- Task description -
Find the word "What" in the listing below. Copy every line that has it.

- Data for this task -
◇ ◇ ◇ ◇ ◇ ◇ ◇
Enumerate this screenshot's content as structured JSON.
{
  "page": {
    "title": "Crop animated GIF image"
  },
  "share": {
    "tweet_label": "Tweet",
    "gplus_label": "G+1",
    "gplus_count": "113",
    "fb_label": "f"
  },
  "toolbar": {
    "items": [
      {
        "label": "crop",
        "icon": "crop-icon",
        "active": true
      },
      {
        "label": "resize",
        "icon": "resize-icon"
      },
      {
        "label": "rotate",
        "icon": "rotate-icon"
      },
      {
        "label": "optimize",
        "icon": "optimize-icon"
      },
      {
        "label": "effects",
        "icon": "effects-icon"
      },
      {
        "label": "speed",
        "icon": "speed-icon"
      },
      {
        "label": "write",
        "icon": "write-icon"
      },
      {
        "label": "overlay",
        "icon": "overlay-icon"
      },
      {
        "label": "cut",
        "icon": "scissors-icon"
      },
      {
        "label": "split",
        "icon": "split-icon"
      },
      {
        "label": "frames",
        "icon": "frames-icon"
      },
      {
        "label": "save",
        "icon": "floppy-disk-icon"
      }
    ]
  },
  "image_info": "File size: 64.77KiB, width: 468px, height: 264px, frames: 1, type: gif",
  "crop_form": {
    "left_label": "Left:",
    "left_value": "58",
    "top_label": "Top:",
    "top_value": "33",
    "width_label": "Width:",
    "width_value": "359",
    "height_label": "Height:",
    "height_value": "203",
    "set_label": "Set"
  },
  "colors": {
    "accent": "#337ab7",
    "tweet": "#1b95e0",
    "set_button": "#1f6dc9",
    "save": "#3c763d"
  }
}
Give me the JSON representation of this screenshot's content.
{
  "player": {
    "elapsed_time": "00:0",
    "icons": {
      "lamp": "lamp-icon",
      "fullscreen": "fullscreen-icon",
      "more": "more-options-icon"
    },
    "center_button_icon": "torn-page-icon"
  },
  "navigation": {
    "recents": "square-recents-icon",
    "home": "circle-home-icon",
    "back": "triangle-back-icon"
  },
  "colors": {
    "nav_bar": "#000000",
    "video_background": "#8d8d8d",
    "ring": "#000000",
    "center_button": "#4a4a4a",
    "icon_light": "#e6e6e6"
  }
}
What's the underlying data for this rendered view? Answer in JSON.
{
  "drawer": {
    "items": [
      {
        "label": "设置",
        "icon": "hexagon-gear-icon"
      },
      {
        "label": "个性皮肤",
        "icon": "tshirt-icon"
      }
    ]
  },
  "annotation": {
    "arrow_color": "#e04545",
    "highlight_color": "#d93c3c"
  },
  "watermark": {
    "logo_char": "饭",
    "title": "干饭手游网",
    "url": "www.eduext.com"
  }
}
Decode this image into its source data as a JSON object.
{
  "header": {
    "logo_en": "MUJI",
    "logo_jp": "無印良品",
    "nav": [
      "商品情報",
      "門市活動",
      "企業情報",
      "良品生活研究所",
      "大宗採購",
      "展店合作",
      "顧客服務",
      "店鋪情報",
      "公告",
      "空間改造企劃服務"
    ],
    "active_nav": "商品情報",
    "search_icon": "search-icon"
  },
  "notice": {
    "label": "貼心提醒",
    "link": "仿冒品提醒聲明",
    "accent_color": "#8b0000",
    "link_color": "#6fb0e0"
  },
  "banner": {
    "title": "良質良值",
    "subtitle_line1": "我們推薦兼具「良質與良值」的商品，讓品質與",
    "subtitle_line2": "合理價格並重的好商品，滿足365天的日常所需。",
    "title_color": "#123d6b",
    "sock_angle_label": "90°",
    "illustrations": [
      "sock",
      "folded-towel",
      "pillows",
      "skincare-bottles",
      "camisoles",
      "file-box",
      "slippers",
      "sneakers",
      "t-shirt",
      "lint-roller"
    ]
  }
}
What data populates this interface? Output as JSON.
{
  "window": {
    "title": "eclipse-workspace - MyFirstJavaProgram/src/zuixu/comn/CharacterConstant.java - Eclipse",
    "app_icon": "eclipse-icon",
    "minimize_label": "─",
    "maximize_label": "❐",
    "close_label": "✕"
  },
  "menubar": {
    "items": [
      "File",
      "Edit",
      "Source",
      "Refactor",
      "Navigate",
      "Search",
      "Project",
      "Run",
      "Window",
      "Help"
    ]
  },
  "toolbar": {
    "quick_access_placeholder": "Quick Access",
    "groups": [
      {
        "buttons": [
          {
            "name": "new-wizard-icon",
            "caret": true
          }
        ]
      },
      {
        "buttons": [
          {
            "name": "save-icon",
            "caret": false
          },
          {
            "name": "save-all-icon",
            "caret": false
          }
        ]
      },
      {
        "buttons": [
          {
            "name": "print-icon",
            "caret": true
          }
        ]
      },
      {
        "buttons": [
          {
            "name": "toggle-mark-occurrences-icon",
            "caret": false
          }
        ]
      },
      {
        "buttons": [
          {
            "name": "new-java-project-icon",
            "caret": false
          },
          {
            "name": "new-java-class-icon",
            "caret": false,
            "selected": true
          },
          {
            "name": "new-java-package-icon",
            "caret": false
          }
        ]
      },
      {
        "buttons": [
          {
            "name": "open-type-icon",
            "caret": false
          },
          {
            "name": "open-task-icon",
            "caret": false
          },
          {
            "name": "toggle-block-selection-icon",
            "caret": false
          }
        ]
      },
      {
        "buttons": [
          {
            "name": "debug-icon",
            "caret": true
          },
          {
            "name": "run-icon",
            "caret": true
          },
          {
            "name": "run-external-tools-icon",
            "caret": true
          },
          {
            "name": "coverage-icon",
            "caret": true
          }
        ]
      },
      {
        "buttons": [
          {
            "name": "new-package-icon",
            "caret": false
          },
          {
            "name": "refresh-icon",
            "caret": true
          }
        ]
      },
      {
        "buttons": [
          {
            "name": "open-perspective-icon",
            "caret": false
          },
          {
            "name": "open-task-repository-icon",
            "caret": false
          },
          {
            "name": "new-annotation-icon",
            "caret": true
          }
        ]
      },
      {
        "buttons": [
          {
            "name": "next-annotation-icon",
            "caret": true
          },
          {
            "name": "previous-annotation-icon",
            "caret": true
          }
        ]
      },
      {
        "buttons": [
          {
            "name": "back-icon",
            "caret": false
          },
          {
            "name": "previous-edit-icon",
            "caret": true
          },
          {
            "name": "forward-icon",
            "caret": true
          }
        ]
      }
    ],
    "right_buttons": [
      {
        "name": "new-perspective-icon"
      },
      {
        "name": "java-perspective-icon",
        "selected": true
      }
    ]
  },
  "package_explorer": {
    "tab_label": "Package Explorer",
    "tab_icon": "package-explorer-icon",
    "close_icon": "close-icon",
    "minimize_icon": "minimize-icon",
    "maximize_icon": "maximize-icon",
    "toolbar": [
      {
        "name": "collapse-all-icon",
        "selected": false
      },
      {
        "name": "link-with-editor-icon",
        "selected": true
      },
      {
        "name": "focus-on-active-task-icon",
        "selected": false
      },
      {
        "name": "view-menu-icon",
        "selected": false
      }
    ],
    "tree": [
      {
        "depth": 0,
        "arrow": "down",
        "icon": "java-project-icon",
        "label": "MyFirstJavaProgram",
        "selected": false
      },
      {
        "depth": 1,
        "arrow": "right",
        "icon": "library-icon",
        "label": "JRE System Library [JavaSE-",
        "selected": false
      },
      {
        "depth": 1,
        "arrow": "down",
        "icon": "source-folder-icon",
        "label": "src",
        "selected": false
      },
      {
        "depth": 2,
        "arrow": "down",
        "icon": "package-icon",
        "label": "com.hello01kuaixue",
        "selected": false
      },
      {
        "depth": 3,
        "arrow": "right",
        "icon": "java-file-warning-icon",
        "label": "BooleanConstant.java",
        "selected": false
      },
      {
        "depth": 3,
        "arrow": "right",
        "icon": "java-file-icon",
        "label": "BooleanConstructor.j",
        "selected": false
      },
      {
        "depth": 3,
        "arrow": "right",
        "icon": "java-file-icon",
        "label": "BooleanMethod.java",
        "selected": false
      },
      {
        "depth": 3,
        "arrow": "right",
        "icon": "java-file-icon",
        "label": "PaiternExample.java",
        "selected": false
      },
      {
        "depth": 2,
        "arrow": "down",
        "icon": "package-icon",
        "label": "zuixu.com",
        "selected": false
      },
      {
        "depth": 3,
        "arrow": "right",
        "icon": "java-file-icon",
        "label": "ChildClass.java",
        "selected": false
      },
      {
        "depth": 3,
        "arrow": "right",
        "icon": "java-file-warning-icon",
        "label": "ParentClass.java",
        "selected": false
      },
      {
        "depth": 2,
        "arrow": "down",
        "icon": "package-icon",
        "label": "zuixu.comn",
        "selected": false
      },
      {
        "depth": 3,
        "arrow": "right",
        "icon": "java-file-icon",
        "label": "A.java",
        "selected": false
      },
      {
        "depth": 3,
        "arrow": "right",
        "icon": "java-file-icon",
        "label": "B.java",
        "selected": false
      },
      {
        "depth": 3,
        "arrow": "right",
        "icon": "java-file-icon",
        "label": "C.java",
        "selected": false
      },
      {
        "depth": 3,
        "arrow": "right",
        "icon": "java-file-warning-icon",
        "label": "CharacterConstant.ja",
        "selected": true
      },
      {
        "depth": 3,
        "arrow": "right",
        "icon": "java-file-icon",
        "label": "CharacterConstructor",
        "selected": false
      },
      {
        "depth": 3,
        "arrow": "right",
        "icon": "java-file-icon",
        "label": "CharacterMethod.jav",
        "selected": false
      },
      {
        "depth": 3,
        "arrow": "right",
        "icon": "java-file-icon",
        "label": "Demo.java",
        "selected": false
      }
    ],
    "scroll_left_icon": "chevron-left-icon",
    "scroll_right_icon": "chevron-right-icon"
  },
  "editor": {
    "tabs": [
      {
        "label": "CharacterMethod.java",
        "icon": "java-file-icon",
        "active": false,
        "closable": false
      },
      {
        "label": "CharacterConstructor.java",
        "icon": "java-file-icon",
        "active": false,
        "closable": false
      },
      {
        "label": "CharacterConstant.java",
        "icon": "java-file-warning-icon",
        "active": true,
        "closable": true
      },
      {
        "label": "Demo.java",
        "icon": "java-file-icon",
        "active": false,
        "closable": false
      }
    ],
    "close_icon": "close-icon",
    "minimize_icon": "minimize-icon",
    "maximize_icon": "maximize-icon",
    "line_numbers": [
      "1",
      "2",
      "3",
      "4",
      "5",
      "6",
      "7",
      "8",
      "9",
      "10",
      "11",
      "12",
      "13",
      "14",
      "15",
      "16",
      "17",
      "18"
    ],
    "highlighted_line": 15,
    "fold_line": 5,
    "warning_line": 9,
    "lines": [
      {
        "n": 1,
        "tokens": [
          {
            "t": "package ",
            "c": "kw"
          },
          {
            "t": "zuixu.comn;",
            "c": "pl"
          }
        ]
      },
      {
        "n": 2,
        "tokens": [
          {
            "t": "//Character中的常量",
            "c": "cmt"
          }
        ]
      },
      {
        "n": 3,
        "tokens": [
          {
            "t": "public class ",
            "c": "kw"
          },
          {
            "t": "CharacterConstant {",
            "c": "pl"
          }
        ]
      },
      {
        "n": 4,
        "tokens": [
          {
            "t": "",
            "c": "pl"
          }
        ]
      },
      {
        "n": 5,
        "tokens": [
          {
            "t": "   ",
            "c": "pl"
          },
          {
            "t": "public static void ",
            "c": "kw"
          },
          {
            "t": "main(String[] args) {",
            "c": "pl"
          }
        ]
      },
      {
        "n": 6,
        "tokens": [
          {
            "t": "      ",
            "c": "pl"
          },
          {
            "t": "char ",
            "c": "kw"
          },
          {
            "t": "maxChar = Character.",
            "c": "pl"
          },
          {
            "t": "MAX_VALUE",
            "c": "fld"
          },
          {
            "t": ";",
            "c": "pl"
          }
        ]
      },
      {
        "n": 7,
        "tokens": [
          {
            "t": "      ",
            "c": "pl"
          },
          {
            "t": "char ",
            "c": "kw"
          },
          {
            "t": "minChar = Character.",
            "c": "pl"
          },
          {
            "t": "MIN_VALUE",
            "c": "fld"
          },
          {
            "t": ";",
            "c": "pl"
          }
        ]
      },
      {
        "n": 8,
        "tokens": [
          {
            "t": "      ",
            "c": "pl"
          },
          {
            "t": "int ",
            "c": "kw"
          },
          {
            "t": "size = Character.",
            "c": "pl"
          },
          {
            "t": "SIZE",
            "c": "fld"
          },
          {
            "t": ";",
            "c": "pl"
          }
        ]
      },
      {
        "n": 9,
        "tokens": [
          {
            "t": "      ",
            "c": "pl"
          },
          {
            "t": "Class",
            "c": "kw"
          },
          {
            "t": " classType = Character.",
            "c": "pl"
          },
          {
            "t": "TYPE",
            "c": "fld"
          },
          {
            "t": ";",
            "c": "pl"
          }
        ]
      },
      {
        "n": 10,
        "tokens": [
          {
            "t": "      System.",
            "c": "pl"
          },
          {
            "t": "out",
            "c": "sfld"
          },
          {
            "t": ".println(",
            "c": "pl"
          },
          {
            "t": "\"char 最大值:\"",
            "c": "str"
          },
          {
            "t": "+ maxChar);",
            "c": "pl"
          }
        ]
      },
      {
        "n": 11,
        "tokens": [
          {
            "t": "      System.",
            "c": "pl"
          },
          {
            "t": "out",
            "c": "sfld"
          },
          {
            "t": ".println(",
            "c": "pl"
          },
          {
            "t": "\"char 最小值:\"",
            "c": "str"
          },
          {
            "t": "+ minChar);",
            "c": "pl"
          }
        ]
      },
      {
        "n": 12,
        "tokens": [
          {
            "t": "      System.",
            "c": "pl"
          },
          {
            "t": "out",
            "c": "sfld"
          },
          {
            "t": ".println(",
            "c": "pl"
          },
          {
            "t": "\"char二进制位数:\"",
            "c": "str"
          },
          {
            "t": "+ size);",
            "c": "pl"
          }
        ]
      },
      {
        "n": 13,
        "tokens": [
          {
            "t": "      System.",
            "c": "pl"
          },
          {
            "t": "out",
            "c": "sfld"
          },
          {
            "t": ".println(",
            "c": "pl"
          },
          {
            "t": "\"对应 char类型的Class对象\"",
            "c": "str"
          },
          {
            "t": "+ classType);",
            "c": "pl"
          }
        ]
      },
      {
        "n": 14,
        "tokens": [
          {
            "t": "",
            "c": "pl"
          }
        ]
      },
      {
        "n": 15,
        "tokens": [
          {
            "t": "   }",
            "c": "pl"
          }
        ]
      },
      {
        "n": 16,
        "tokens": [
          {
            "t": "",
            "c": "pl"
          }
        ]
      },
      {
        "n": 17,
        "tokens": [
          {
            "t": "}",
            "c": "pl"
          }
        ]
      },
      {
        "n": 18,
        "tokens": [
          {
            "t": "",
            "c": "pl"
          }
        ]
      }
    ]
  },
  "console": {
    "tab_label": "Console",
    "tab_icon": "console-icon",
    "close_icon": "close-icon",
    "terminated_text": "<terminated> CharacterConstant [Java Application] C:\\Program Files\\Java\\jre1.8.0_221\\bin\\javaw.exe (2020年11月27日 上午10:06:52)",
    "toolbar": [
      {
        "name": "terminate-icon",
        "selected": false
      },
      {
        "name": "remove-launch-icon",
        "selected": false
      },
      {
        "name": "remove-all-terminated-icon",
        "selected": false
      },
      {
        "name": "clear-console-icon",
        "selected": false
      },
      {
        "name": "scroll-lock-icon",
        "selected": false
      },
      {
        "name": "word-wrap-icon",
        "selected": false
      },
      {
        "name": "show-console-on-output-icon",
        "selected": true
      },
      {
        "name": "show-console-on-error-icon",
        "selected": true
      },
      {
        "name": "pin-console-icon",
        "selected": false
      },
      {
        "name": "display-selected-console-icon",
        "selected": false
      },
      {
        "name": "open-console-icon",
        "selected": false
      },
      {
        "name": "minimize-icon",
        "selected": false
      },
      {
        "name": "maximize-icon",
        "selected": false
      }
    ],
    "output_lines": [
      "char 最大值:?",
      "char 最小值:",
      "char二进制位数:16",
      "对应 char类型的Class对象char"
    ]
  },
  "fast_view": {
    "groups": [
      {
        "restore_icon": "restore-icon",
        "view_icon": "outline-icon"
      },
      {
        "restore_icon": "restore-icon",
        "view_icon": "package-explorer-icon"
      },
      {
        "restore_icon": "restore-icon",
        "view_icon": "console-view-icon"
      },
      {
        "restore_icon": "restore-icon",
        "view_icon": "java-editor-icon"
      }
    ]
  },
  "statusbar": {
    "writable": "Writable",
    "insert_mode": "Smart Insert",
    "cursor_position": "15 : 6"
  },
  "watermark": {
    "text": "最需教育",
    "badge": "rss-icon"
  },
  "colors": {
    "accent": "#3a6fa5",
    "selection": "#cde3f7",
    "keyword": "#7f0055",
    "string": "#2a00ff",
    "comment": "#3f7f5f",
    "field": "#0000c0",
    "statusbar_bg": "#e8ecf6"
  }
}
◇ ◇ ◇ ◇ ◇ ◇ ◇
- Written solution -
What's the underlying data for this rendered view? Answer in JSON.
What data populates this interface? Output as JSON.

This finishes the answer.